▶ **RECORDED INFORMATION**:
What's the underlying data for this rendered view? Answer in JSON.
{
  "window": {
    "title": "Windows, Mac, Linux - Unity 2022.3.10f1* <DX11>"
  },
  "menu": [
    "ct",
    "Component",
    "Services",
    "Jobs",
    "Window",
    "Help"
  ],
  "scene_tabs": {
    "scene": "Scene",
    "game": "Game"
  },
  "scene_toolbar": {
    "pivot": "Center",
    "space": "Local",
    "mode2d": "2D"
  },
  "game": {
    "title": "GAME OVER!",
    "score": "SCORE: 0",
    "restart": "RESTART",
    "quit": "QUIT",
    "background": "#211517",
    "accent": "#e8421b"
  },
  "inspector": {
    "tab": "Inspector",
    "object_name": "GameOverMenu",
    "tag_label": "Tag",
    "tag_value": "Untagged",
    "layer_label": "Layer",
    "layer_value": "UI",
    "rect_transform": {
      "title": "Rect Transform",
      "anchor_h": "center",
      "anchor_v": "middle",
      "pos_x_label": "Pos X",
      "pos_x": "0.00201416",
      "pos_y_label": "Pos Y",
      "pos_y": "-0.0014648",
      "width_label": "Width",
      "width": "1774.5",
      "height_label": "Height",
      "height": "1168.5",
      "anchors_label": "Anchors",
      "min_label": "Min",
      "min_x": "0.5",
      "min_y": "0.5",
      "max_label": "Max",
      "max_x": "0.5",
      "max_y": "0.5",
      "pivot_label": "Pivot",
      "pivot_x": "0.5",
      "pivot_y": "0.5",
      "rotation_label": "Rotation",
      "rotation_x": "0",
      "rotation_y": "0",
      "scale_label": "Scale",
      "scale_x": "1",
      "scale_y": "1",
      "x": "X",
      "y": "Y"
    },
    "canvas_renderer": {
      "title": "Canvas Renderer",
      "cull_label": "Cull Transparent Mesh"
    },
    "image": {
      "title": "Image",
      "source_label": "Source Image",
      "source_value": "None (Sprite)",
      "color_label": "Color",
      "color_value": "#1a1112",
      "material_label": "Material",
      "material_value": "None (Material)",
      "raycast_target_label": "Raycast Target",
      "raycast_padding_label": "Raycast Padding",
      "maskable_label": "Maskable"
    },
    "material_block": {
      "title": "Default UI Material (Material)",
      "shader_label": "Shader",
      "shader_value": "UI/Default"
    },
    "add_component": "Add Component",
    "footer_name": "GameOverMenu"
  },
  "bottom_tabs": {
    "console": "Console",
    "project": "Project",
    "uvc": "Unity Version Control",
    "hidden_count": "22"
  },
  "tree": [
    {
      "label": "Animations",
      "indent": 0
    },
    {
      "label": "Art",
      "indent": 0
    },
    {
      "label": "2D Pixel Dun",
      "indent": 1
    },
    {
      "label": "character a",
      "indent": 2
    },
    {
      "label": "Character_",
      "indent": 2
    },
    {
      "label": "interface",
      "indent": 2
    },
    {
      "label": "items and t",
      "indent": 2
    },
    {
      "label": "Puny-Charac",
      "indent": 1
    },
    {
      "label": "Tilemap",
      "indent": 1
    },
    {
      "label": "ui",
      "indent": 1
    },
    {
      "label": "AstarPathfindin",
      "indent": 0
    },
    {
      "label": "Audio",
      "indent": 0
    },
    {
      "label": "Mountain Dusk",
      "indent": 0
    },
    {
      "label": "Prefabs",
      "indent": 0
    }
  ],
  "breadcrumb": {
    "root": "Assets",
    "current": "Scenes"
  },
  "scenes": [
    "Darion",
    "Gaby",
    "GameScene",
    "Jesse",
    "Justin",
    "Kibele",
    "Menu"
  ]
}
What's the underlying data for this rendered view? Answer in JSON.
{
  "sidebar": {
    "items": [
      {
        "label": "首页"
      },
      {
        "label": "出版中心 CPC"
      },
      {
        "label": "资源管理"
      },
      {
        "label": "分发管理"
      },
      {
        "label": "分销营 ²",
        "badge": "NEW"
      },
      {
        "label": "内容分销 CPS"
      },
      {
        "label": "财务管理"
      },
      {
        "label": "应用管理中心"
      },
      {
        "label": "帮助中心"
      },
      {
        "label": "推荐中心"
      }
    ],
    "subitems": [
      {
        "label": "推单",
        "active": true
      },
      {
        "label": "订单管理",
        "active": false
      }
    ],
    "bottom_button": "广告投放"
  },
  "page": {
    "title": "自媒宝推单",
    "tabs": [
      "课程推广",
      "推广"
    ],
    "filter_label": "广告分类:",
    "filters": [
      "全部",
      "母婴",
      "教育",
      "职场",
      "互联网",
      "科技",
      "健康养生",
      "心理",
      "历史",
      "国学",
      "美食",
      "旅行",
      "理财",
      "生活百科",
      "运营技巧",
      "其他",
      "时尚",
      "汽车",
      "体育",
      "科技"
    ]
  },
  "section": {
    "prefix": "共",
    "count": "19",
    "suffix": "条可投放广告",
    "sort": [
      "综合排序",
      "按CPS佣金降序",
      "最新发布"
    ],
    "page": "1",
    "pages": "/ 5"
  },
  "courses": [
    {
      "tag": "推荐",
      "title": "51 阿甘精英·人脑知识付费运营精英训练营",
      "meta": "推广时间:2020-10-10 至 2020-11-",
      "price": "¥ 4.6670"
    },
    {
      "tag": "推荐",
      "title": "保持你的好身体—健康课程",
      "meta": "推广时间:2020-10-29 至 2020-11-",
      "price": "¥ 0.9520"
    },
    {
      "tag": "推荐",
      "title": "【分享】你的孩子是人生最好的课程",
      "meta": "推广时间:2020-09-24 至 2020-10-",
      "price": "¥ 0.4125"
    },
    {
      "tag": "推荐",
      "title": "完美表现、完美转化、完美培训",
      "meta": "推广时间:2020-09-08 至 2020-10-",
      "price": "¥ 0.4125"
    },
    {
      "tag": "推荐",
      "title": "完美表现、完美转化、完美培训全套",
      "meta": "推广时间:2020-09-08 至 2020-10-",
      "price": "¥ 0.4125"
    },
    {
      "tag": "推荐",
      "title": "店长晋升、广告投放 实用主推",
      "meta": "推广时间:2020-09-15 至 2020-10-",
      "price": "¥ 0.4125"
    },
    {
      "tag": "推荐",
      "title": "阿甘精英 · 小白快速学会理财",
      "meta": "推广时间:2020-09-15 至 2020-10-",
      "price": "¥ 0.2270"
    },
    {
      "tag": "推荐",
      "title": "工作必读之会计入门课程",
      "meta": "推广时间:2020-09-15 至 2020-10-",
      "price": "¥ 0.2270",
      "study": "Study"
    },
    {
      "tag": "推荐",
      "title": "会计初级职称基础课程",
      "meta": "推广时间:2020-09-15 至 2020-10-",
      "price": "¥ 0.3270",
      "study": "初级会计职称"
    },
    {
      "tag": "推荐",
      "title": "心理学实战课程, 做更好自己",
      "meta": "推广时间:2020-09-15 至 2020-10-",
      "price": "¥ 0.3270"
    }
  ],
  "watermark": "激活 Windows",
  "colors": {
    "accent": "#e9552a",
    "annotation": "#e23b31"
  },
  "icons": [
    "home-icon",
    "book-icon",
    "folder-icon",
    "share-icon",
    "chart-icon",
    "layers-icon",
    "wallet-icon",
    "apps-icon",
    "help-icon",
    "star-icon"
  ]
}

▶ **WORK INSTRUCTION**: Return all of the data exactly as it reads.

▶ **FINAL ANSWER**:
What's the underlying data for this rendered view? Answer in JSON.
{
  "window": {
    "title": "Windows, Mac, Linux - Unity 2022.3.10f1* <DX11>"
  },
  "menu": [
    "ct",
    "Component",
    "Services",
    "Jobs",
    "Window",
    "Help"
  ],
  "scene_tabs": {
    "scene": "Scene",
    "game": "Game"
  },
  "scene_toolbar": {
    "pivot": "Center",
    "space": "Local",
    "mode2d": "2D"
  },
  "game": {
    "title": "GAME OVER!",
    "score": "SCORE: 0",
    "restart": "RESTART",
    "quit": "QUIT",
    "background": "#211517",
    "accent": "#e8421b"
  },
  "inspector": {
    "tab": "Inspector",
    "object_name": "GameOverMenu",
    "tag_label": "Tag",
    "tag_value": "Untagged",
    "layer_label": "Layer",
    "layer_value": "UI",
    "rect_transform": {
      "title": "Rect Transform",
      "anchor_h": "center",
      "anchor_v": "middle",
      "pos_x_label": "Pos X",
      "pos_x": "0.00201416",
      "pos_y_label": "Pos Y",
      "pos_y": "-0.0014648",
      "width_label": "Width",
      "width": "1774.5",
      "height_label": "Height",
      "height": "1168.5",
      "anchors_label": "Anchors",
      "min_label": "Min",
      "min_x": "0.5",
      "min_y": "0.5",
      "max_label": "Max",
      "max_x": "0.5",
      "max_y": "0.5",
      "pivot_label": "Pivot",
      "pivot_x": "0.5",
      "pivot_y": "0.5",
      "rotation_label": "Rotation",
      "rotation_x": "0",
      "rotation_y": "0",
      "scale_label": "Scale",
      "scale_x": "1",
      "scale_y": "1",
      "x": "X",
      "y": "Y"
    },
    "canvas_renderer": {
      "title": "Canvas Renderer",
      "cull_label": "Cull Transparent Mesh"
    },
    "image": {
      "title": "Image",
      "source_label": "Source Image",
      "source_value": "None (Sprite)",
      "color_label": "Color",
      "color_value": "#1a1112",
      "material_label": "Material",
      "material_value": "None (Material)",
      "raycast_target_label": "Raycast Target",
      "raycast_padding_label": "Raycast Padding",
      "maskable_label": "Maskable"
    },
    "material_block": {
      "title": "Default UI Material (Material)",
      "shader_label": "Shader",
      "shader_value": "UI/Default"
    },
    "add_component": "Add Component",
    "footer_name": "GameOverMenu"
  },
  "bottom_tabs": {
    "console": "Console",
    "project": "Project",
    "uvc": "Unity Version Control",
    "hidden_count": "22"
  },
  "tree": [
    {
      "label": "Animations",
      "indent": 0
    },
    {
      "label": "Art",
      "indent": 0
    },
    {
      "label": "2D Pixel Dun",
      "indent": 1
    },
    {
      "label": "character a",
      "indent": 2
    },
    {
      "label": "Character_",
      "indent": 2
    },
    {
      "label": "interface",
      "indent": 2
    },
    {
      "label": "items and t",
      "indent": 2
    },
    {
      "label": "Puny-Charac",
      "indent": 1
    },
    {
      "label": "Tilemap",
      "indent": 1
    },
    {
      "label": "ui",
      "indent": 1
    },
    {
      "label": "AstarPathfindin",
      "indent": 0
    },
    {
      "label": "Audio",
      "indent": 0
    },
    {
      "label": "Mountain Dusk",
      "indent": 0
    },
    {
      "label": "Prefabs",
      "indent": 0
    }
  ],
  "breadcrumb": {
    "root": "Assets",
    "current": "Scenes"
  },
  "scenes": [
    "Darion",
    "Gaby",
    "GameScene",
    "Jesse",
    "Justin",
    "Kibele",
    "Menu"
  ]
}
What's the underlying data for this rendered view? Answer in JSON.
{
  "sidebar": {
    "items": [
      {
        "label": "首页"
      },
      {
        "label": "出版中心 CPC"
      },
      {
        "label": "资源管理"
      },
      {
        "label": "分发管理"
      },
      {
        "label": "分销营 ²",
        "badge": "NEW"
      },
      {
        "label": "内容分销 CPS"
      },
      {
        "label": "财务管理"
      },
      {
        "label": "应用管理中心"
      },
      {
        "label": "帮助中心"
      },
      {
        "label": "推荐中心"
      }
    ],
    "subitems": [
      {
        "label": "推单",
        "active": true
      },
      {
        "label": "订单管理",
        "active": false
      }
    ],
    "bottom_button": "广告投放"
  },
  "page": {
    "title": "自媒宝推单",
    "tabs": [
      "课程推广",
      "推广"
    ],
    "filter_label": "广告分类:",
    "filters": [
      "全部",
      "母婴",
      "教育",
      "职场",
      "互联网",
      "科技",
      "健康养生",
      "心理",
      "历史",
      "国学",
      "美食",
      "旅行",
      "理财",
      "生活百科",
      "运营技巧",
      "其他",
      "时尚",
      "汽车",
      "体育",
      "科技"
    ]
  },
  "section": {
    "prefix": "共",
    "count": "19",
    "suffix": "条可投放广告",
    "sort": [
      "综合排序",
      "按CPS佣金降序",
      "最新发布"
    ],
    "page": "1",
    "pages": "/ 5"
  },
  "courses": [
    {
      "tag": "推荐",
      "title": "51 阿甘精英·人脑知识付费运营精英训练营",
      "meta": "推广时间:2020-10-10 至 2020-11-",
      "price": "¥ 4.6670"
    },
    {
      "tag": "推荐",
      "title": "保持你的好身体—健康课程",
      "meta": "推广时间:2020-10-29 至 2020-11-",
      "price": "¥ 0.9520"
    },
    {
      "tag": "推荐",
      "title": "【分享】你的孩子是人生最好的课程",
      "meta": "推广时间:2020-09-24 至 2020-10-",
      "price": "¥ 0.4125"
    },
    {
      "tag": "推荐",
      "title": "完美表现、完美转化、完美培训",
      "meta": "推广时间:2020-09-08 至 2020-10-",
      "price": "¥ 0.4125"
    },
    {
      "tag": "推荐",
      "title": "完美表现、完美转化、完美培训全套",
      "meta": "推广时间:2020-09-08 至 2020-10-",
      "price": "¥ 0.4125"
    },
    {
      "tag": "推荐",
      "title": "店长晋升、广告投放 实用主推",
      "meta": "推广时间:2020-09-15 至 2020-10-",
      "price": "¥ 0.4125"
    },
    {
      "tag": "推荐",
      "title": "阿甘精英 · 小白快速学会理财",
      "meta": "推广时间:2020-09-15 至 2020-10-",
      "price": "¥ 0.2270"
    },
    {
      "tag": "推荐",
      "title": "工作必读之会计入门课程",
      "meta": "推广时间:2020-09-15 至 2020-10-",
      "price": "¥ 0.2270",
      "study": "Study"
    },
    {
      "tag": "推荐",
      "title": "会计初级职称基础课程",
      "meta": "推广时间:2020-09-15 至 2020-10-",
      "price": "¥ 0.3270",
      "study": "初级会计职称"
    },
    {
      "tag": "推荐",
      "title": "心理学实战课程, 做更好自己",
      "meta": "推广时间:2020-09-15 至 2020-10-",
      "price": "¥ 0.3270"
    }
  ],
  "watermark": "激活 Windows",
  "colors": {
    "accent": "#e9552a",
    "annotation": "#e23b31"
  },
  "icons": [
    "home-icon",
    "book-icon",
    "folder-icon",
    "share-icon",
    "chart-icon",
    "layers-icon",
    "wallet-icon",
    "apps-icon",
    "help-icon",
    "star-icon"
  ]
}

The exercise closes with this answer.